Susan Te Kahurangi King, Drawings From Many Worlds curated by Chris Byrne
Andrew Edlin Gallery, 134 Tenth Ave.
Through Dec. 20
With this debut solo show, a star is born at Andrew Edlin, a gallery that, like Kerry Schuss and White Columns, is known for integrating self-taught outsiders and so-called "real" artists to tremendous eye-opening and art-world-changing effect. Here, savor New Zealander Susan Te Kahurangi King's tightly knit, meticulously rendered, webbed, and woven multicolored drawings — finely composed fields of cartoony characters, slopping abstract spaces that pour from one side of the paper into piles of figures that turn into strange landscapes of the mind. When the great "outsiders" James Castle and Morton Bartlett came to light only about ten years ago, their works were sadly dispersed to the four winds, so let's hope that a few smart local museums purchase large caches of this work so that it might be relished in public for years to come.

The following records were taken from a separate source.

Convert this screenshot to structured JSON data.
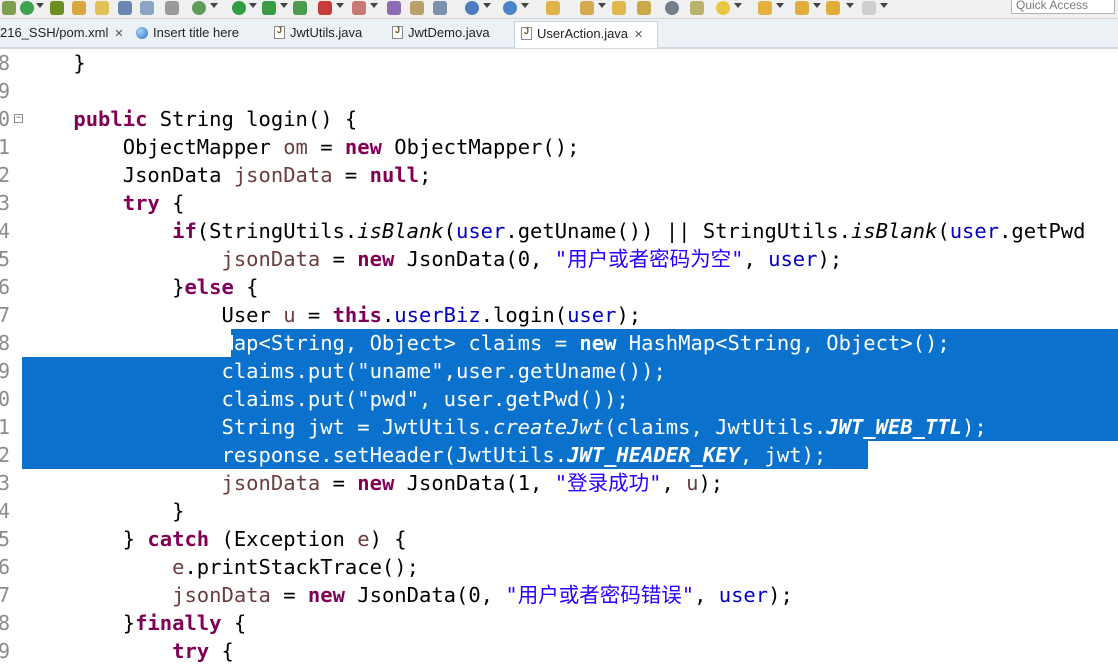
{
  "toolbar": {
    "quick_access_placeholder": "Quick Access"
  },
  "tabs": [
    {
      "label": "216_SSH/pom.xml",
      "icon": "xml-file-icon"
    },
    {
      "label": "Insert title here",
      "icon": "web-page-icon"
    },
    {
      "label": "JwtUtils.java",
      "icon": "java-file-icon"
    },
    {
      "label": "JwtDemo.java",
      "icon": "java-file-icon"
    },
    {
      "label": "UserAction.java",
      "icon": "java-file-icon",
      "active": true
    }
  ],
  "editor": {
    "line_numbers": [
      "8",
      "9",
      "0",
      "1",
      "2",
      "3",
      "4",
      "5",
      "6",
      "7",
      "8",
      "9",
      "0",
      "1",
      "2",
      "3",
      "4",
      "5",
      "6",
      "7",
      "8",
      "9"
    ],
    "lines": [
      [
        [
          "p",
          "    }"
        ]
      ],
      [],
      [
        [
          "p",
          "    "
        ],
        [
          "k",
          "public"
        ],
        [
          "p",
          " String login() {"
        ]
      ],
      [
        [
          "p",
          "        ObjectMapper "
        ],
        [
          "v",
          "om"
        ],
        [
          "p",
          " = "
        ],
        [
          "k",
          "new"
        ],
        [
          "p",
          " ObjectMapper();"
        ]
      ],
      [
        [
          "p",
          "        JsonData "
        ],
        [
          "v",
          "jsonData"
        ],
        [
          "p",
          " = "
        ],
        [
          "k",
          "null"
        ],
        [
          "p",
          ";"
        ]
      ],
      [
        [
          "p",
          "        "
        ],
        [
          "k",
          "try"
        ],
        [
          "p",
          " {"
        ]
      ],
      [
        [
          "p",
          "            "
        ],
        [
          "k",
          "if"
        ],
        [
          "p",
          "(StringUtils."
        ],
        [
          "i",
          "isBlank"
        ],
        [
          "p",
          "("
        ],
        [
          "f",
          "user"
        ],
        [
          "p",
          ".getUname()) || StringUtils."
        ],
        [
          "i",
          "isBlank"
        ],
        [
          "p",
          "("
        ],
        [
          "f",
          "user"
        ],
        [
          "p",
          ".getPwd"
        ]
      ],
      [
        [
          "p",
          "                "
        ],
        [
          "v",
          "jsonData"
        ],
        [
          "p",
          " = "
        ],
        [
          "k",
          "new"
        ],
        [
          "p",
          " JsonData(0, "
        ],
        [
          "s",
          "\"用户或者密码为空\""
        ],
        [
          "p",
          ", "
        ],
        [
          "f",
          "user"
        ],
        [
          "p",
          ");"
        ]
      ],
      [
        [
          "p",
          "            }"
        ],
        [
          "k",
          "else"
        ],
        [
          "p",
          " {"
        ]
      ],
      [
        [
          "p",
          "                User "
        ],
        [
          "v",
          "u"
        ],
        [
          "p",
          " = "
        ],
        [
          "k",
          "this"
        ],
        [
          "p",
          "."
        ],
        [
          "f",
          "userBiz"
        ],
        [
          "p",
          ".login("
        ],
        [
          "f",
          "user"
        ],
        [
          "p",
          ");"
        ]
      ],
      [
        [
          "p",
          "                Map<String, Object> claims = "
        ],
        [
          "k",
          "new"
        ],
        [
          "p",
          " HashMap<String, Object>();"
        ]
      ],
      [
        [
          "p",
          "                claims.put(\"uname\",user.getUname());"
        ]
      ],
      [
        [
          "p",
          "                claims.put(\"pwd\", user.getPwd());"
        ]
      ],
      [
        [
          "p",
          "                String jwt = JwtUtils."
        ],
        [
          "i",
          "createJwt"
        ],
        [
          "p",
          "(claims, JwtUtils."
        ],
        [
          "c",
          "JWT_WEB_TTL"
        ],
        [
          "p",
          ");"
        ]
      ],
      [
        [
          "p",
          "                response.setHeader(JwtUtils."
        ],
        [
          "c",
          "JWT_HEADER_KEY"
        ],
        [
          "p",
          ", jwt);"
        ]
      ],
      [
        [
          "p",
          "                "
        ],
        [
          "v",
          "jsonData"
        ],
        [
          "p",
          " = "
        ],
        [
          "k",
          "new"
        ],
        [
          "p",
          " JsonData(1, "
        ],
        [
          "s",
          "\"登录成功\""
        ],
        [
          "p",
          ", "
        ],
        [
          "v",
          "u"
        ],
        [
          "p",
          ");"
        ]
      ],
      [
        [
          "p",
          "            }"
        ]
      ],
      [
        [
          "p",
          "        } "
        ],
        [
          "k",
          "catch"
        ],
        [
          "p",
          " (Exception "
        ],
        [
          "v",
          "e"
        ],
        [
          "p",
          ") {"
        ]
      ],
      [
        [
          "p",
          "            "
        ],
        [
          "v",
          "e"
        ],
        [
          "p",
          ".printStackTrace();"
        ]
      ],
      [
        [
          "p",
          "            "
        ],
        [
          "v",
          "jsonData"
        ],
        [
          "p",
          " = "
        ],
        [
          "k",
          "new"
        ],
        [
          "p",
          " JsonData(0, "
        ],
        [
          "s",
          "\"用户或者密码错误\""
        ],
        [
          "p",
          ", "
        ],
        [
          "f",
          "user"
        ],
        [
          "p",
          ");"
        ]
      ],
      [
        [
          "p",
          "        }"
        ],
        [
          "k",
          "finally"
        ],
        [
          "p",
          " {"
        ]
      ],
      [
        [
          "p",
          "            "
        ],
        [
          "k",
          "try"
        ],
        [
          "p",
          " {"
        ]
      ]
    ]
  }
}
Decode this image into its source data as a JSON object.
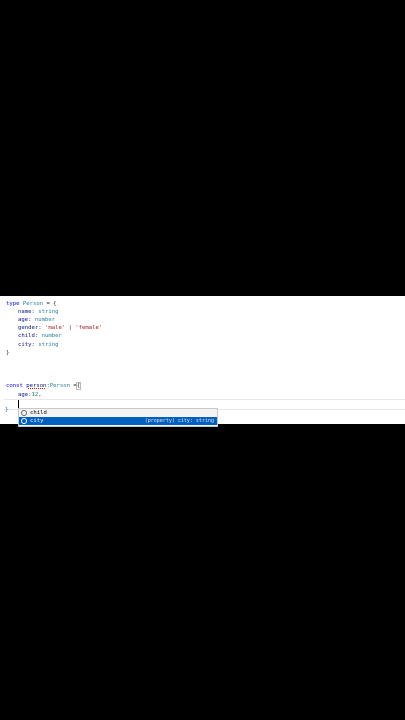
{
  "code": {
    "line1": {
      "kw": "type",
      "name": "Person",
      "rest": " = {"
    },
    "line2": {
      "prop": "name",
      "sep": ": ",
      "type": "string"
    },
    "line3": {
      "prop": "age",
      "sep": ": ",
      "type": "number"
    },
    "line4": {
      "prop": "gender",
      "sep": ": ",
      "s1": "'male'",
      "bar": " | ",
      "s2": "'female'"
    },
    "line5": {
      "prop": "child",
      "sep": ": ",
      "type": "number"
    },
    "line6": {
      "prop": "city",
      "sep": ": ",
      "type": "string"
    },
    "line7": {
      "close": "}"
    },
    "line8": {
      "kw": "const",
      "var": "person",
      "colon": ":",
      "type": "Person",
      "eq": " =",
      "brace": "{"
    },
    "line9": {
      "prop": "age",
      "colon": ":",
      "num": "12",
      "comma": ","
    },
    "line10": {
      "close": "}"
    }
  },
  "suggest": {
    "items": [
      {
        "label": "child",
        "icon": "property-icon",
        "detail": ""
      },
      {
        "label": "city",
        "icon": "property-icon",
        "detail": "(property) city: string",
        "selected": true
      }
    ]
  }
}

Klara Liden, It's Complicated
Reena Spaulings Fine Art, 165 East Broadway
Through Dec. 7
For about a decade now, Klara Liden has specialized in stripped-down, odious-sublime, jackal-in-the-night installations involving huts, houses, old posters, beds, videos of her smashing abandoned apartments, moonwalking along the West Side Highway, or, in her current haunted outing at Reena Spaulings, one of the strangest videos I've ever seen. In four minutes of footage, we see the strong, stiff, boyish-looking artist practicing ballet with real ballerinas at the Hermitage State Theater, exuding displacement, intensity, the desire to move like a swan when one is a shaman, the ability to blend in, stand out, and disappear all at the same time. There's also a gallery full of wooden furniture evoking beer gardens, club houses, and places that echo Liden's uncanny, ever-present desire to get away and at the same time form new social organisms.
Gladstone Gallery, 515 West 24th St.
Through Dec. 13
Like all of us, sometimes galleries have a bad patch — even one of the greatest galleries in the world, like Gladstone. After the silliness of artistic duo Allora & Calzadilla (and their Tino Sehgal/Gilbert & George meets Scott Burdon singing sculpture exhibition in September) comes Iraqi-born, Yale-MFA-educated painter Ahmed Alsoudani (highly feted by big galleries and widely collected by megabuyers like Francois Pinault) and his lovely, colorful, nicely jumbled but absolutely confused and physically unoriginal, large-scale canvases. The surfaces of these pretty works are as dull and unengaging as the compositions are easy, all-over spatial pile-ups of things meant to evoke politics and chaos but that end up suggesting that this talented artist must reach deeper into himself to find his own way before all this lauding is warranted.
Neo Rauch, At the Well
David Zwirner, 533 W. 19th St.
Through Dec. 20
Painters love the large scale, secondary color, pictorial ambition, historical references, and swashbuckling brushwork of Neo Rauch’s paintings. I admire all this as well. And while all that is present in his current huge, two-gallery Zwirner show, there’s also an undertow of needless surrealistic juxtapositioning that makes Rauch’s amazing paintings negate themselves — turning, in the viewer’s mind, into the incoherent, disjointed, and boring dreams of another person obsessed with the meaning of their own elliptical nostalgia.
Thomas Houseago, Moun Room
Hauser & Wirth, 511 W. 18th St.
Through Jan. 17, 2015
Sadly, it’s almost always only a matter of time before an ambitious male artist, having joined a male-owned megagallery, makes the terrible mistake of trying to take over and activate the entire space. Such is the case with the okay figurative sculptor, Thomas Houseago, who has looked somewhat edgy over the last six years with pseudo-primitivistic meets quasi-Cubist large white standing figures that seemed to fufill a collective desire for handmade things and objects that moved beyond realms of figuration. At the former Roxy (now home to Hauser & Wirth), Houseago steps right into and succumbs to the trap, creating an immense walk-in labyrinth that fails to rouse even the most miniscule bit of internal reaction once in it, and is best seen from a distance where it at least it starts to vibrate as something small in an otherwise big space.
Valeska Soares, Any Moment Now …
Eleven Rivington, 11 Rivington St.; 195 Christie St
Through Nov. 23
I sometimes play a kind of game with myself when encountering certain types of room-filling, conceptual-based installation: How fast can I completely figure out what this big work thinks it's all about? In both versions of Valeska Soare’s two-gallery show, I understood the work in less than five seconds (not a record). In one, a watch suspended from a mechanism on the ceiling revolved around the room at one revolution per hour. In the other — just as flat-footed and obvious — a room full of books, each with some word denoting time in the title, meant, again, to signify, well, you know the rest.